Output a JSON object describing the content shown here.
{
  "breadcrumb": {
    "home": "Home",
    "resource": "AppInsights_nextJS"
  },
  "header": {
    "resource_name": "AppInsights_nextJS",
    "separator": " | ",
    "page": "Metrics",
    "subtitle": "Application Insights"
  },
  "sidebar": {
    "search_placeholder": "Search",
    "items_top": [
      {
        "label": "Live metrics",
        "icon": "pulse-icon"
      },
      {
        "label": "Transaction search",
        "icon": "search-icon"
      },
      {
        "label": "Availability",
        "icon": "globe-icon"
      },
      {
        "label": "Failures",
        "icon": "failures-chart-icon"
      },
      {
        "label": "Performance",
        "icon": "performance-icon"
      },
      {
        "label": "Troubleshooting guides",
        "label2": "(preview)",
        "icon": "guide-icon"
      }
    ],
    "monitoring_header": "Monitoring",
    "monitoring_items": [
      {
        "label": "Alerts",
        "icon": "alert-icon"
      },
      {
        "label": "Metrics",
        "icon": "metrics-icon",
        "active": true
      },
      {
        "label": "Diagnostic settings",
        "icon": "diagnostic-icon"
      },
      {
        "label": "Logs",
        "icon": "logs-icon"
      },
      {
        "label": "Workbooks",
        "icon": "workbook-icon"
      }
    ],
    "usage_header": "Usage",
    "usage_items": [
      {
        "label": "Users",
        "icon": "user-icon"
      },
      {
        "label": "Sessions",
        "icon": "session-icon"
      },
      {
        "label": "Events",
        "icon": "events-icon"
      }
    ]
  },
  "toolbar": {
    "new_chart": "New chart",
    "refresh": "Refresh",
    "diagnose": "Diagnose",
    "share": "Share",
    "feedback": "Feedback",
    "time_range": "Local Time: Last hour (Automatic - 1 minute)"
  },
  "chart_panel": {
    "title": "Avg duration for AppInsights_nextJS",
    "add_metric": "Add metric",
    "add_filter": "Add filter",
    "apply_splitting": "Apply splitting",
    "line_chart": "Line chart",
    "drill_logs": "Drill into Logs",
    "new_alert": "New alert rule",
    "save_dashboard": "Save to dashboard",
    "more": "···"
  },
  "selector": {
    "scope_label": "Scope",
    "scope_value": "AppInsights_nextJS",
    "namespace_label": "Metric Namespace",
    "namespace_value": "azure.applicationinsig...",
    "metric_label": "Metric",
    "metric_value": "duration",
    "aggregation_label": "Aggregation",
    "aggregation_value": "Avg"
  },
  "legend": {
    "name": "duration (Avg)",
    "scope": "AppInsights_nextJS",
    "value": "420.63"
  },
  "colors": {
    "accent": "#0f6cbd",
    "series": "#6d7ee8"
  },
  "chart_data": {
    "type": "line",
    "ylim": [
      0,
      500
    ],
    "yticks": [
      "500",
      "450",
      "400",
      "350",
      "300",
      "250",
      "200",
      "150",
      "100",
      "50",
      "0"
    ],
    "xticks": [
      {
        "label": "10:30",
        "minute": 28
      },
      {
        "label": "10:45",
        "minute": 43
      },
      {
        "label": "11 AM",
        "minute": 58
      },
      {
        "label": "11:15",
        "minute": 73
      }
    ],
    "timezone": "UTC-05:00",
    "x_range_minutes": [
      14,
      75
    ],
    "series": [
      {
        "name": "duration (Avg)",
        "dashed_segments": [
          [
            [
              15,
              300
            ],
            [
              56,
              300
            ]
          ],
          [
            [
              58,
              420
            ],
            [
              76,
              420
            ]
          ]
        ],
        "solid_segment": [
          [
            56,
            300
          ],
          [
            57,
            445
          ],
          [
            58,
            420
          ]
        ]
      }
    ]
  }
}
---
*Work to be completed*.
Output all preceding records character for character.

*Result*.
Output a JSON object describing the content shown here.
{
  "breadcrumb": {
    "home": "Home",
    "resource": "AppInsights_nextJS"
  },
  "header": {
    "resource_name": "AppInsights_nextJS",
    "separator": " | ",
    "page": "Metrics",
    "subtitle": "Application Insights"
  },
  "sidebar": {
    "search_placeholder": "Search",
    "items_top": [
      {
        "label": "Live metrics",
        "icon": "pulse-icon"
      },
      {
        "label": "Transaction search",
        "icon": "search-icon"
      },
      {
        "label": "Availability",
        "icon": "globe-icon"
      },
      {
        "label": "Failures",
        "icon": "failures-chart-icon"
      },
      {
        "label": "Performance",
        "icon": "performance-icon"
      },
      {
        "label": "Troubleshooting guides",
        "label2": "(preview)",
        "icon": "guide-icon"
      }
    ],
    "monitoring_header": "Monitoring",
    "monitoring_items": [
      {
        "label": "Alerts",
        "icon": "alert-icon"
      },
      {
        "label": "Metrics",
        "icon": "metrics-icon",
        "active": true
      },
      {
        "label": "Diagnostic settings",
        "icon": "diagnostic-icon"
      },
      {
        "label": "Logs",
        "icon": "logs-icon"
      },
      {
        "label": "Workbooks",
        "icon": "workbook-icon"
      }
    ],
    "usage_header": "Usage",
    "usage_items": [
      {
        "label": "Users",
        "icon": "user-icon"
      },
      {
        "label": "Sessions",
        "icon": "session-icon"
      },
      {
        "label": "Events",
        "icon": "events-icon"
      }
    ]
  },
  "toolbar": {
    "new_chart": "New chart",
    "refresh": "Refresh",
    "diagnose": "Diagnose",
    "share": "Share",
    "feedback": "Feedback",
    "time_range": "Local Time: Last hour (Automatic - 1 minute)"
  },
  "chart_panel": {
    "title": "Avg duration for AppInsights_nextJS",
    "add_metric": "Add metric",
    "add_filter": "Add filter",
    "apply_splitting": "Apply splitting",
    "line_chart": "Line chart",
    "drill_logs": "Drill into Logs",
    "new_alert": "New alert rule",
    "save_dashboard": "Save to dashboard",
    "more": "···"
  },
  "selector": {
    "scope_label": "Scope",
    "scope_value": "AppInsights_nextJS",
    "namespace_label": "Metric Namespace",
    "namespace_value": "azure.applicationinsig...",
    "metric_label": "Metric",
    "metric_value": "duration",
    "aggregation_label": "Aggregation",
    "aggregation_value": "Avg"
  },
  "legend": {
    "name": "duration (Avg)",
    "scope": "AppInsights_nextJS",
    "value": "420.63"
  },
  "colors": {
    "accent": "#0f6cbd",
    "series": "#6d7ee8"
  },
  "chart_data": {
    "type": "line",
    "ylim": [
      0,
      500
    ],
    "yticks": [
      "500",
      "450",
      "400",
      "350",
      "300",
      "250",
      "200",
      "150",
      "100",
      "50",
      "0"
    ],
    "xticks": [
      {
        "label": "10:30",
        "minute": 28
      },
      {
        "label": "10:45",
        "minute": 43
      },
      {
        "label": "11 AM",
        "minute": 58
      },
      {
        "label": "11:15",
        "minute": 73
      }
    ],
    "timezone": "UTC-05:00",
    "x_range_minutes": [
      14,
      75
    ],
    "series": [
      {
        "name": "duration (Avg)",
        "dashed_segments": [
          [
            [
              15,
              300
            ],
            [
              56,
              300
            ]
          ],
          [
            [
              58,
              420
            ],
            [
              76,
              420
            ]
          ]
        ],
        "solid_segment": [
          [
            56,
            300
          ],
          [
            57,
            445
          ],
          [
            58,
            420
          ]
        ]
      }
    ]
  }
}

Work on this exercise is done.